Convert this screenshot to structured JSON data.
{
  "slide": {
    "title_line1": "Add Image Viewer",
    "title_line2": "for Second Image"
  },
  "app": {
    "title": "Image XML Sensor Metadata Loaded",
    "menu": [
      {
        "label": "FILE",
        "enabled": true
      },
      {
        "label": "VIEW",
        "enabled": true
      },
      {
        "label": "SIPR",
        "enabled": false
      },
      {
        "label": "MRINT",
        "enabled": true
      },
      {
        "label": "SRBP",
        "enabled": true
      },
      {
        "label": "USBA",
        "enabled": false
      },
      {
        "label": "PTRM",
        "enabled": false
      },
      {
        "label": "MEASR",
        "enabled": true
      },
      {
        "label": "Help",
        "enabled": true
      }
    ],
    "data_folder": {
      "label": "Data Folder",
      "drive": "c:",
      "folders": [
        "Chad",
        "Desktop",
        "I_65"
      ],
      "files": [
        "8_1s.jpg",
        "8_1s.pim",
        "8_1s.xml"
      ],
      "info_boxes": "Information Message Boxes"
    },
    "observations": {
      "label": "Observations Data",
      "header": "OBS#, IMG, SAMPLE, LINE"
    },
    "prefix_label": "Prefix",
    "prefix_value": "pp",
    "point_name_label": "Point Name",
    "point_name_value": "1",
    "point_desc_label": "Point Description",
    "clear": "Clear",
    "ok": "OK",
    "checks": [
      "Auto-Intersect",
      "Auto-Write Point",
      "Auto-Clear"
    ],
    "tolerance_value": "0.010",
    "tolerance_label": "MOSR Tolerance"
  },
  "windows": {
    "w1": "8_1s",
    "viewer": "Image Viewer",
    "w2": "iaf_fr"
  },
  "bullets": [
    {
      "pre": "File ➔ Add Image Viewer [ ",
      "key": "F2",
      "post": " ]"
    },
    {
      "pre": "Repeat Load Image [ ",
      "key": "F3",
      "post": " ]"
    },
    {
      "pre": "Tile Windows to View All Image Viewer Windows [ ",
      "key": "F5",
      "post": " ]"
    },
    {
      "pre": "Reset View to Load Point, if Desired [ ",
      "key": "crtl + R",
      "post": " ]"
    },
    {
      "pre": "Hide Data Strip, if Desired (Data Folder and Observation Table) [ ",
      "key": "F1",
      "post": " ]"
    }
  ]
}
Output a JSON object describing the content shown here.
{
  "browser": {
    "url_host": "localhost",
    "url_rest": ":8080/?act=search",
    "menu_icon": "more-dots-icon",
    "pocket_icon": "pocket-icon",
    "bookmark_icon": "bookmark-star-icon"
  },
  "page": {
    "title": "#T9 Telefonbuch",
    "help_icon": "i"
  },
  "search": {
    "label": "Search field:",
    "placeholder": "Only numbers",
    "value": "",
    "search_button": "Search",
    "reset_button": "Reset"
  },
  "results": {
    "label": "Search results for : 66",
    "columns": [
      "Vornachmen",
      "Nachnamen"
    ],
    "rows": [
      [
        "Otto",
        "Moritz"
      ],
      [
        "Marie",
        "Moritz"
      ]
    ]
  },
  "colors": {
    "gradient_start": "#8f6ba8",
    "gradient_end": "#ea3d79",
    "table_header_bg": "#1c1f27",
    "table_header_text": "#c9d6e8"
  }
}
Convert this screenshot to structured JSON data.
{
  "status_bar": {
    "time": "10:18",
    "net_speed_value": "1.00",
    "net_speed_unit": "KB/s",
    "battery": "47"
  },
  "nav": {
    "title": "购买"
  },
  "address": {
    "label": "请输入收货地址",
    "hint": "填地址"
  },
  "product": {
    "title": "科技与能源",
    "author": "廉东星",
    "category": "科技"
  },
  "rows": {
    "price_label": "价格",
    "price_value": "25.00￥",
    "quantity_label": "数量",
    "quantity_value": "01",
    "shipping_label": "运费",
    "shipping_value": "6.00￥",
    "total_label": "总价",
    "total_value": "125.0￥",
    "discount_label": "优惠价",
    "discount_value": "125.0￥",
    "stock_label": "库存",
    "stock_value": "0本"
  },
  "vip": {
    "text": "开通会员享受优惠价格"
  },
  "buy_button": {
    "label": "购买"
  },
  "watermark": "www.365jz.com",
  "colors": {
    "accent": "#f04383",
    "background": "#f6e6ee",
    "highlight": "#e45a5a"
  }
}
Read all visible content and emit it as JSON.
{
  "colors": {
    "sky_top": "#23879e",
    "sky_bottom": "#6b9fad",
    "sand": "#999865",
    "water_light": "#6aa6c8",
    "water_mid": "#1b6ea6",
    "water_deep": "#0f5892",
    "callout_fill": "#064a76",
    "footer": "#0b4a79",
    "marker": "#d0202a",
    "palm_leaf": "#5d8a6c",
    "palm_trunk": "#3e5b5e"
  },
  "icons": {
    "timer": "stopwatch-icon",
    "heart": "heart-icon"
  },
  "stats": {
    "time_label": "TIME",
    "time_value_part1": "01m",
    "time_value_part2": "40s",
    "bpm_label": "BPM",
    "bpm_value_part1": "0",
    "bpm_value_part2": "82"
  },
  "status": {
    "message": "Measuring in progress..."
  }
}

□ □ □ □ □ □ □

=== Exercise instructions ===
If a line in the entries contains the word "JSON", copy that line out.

=== Answer section ===
Convert this screenshot to structured JSON data.
Output a JSON object describing the content shown here.
Convert this screenshot to structured JSON data.
Read all visible content and emit it as JSON.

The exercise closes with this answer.